-- Opening Marker --

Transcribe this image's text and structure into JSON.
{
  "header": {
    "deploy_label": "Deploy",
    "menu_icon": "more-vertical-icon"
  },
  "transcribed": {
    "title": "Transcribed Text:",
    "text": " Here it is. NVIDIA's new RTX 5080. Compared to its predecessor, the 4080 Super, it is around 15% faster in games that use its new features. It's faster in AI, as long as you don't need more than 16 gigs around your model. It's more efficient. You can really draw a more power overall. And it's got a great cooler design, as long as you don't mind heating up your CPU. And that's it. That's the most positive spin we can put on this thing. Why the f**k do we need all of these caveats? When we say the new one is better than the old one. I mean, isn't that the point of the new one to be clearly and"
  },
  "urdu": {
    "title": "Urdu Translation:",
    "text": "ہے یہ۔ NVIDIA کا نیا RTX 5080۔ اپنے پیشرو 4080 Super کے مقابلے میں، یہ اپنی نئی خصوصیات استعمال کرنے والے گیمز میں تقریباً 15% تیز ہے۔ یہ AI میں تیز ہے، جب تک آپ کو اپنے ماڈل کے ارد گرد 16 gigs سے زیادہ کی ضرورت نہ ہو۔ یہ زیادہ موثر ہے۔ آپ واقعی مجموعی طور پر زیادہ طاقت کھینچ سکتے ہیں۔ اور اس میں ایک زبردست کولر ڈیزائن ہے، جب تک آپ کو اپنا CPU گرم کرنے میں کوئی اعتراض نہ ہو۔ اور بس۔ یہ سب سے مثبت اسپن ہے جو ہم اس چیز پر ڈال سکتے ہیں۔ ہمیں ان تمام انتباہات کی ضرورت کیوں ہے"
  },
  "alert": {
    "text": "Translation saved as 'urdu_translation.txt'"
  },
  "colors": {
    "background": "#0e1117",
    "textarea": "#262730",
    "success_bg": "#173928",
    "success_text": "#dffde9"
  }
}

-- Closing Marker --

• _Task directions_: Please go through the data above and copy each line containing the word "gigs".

• _Written response_:
    "text": " Here it is. NVIDIA's new RTX 5080. Compared to its predecessor, the 4080 Super, it is around 15% faster in games that use its new features. It's faster in AI, as long as you don't need more than 16 gigs around your model. It's more efficient. You can really draw a more power overall. And it's got a great cooler design, as long as you don't mind heating up your CPU. And that's it. That's the most positive spin we can put on this thing. Why the f**k do we need all of these caveats? When we say the new one is better than the old one. I mean, isn't that the point of the new one to be clearly and"
    "text": "ہے یہ۔ NVIDIA کا نیا RTX 5080۔ اپنے پیشرو 4080 Super کے مقابلے میں، یہ اپنی نئی خصوصیات استعمال کرنے والے گیمز میں تقریباً 15% تیز ہے۔ یہ AI میں تیز ہے، جب تک آپ کو اپنے ماڈل کے ارد گرد 16 gigs سے زیادہ کی ضرورت نہ ہو۔ یہ زیادہ موثر ہے۔ آپ واقعی مجموعی طور پر زیادہ طاقت کھینچ سکتے ہیں۔ اور اس میں ایک زبردست کولر ڈیزائن ہے، جب تک آپ کو اپنا CPU گرم کرنے میں کوئی اعتراض نہ ہو۔ اور بس۔ یہ سب سے مثبت اسپن ہے جو ہم اس چیز پر ڈال سکتے ہیں۔ ہمیں ان تمام انتباہات کی ضرورت کیوں ہے"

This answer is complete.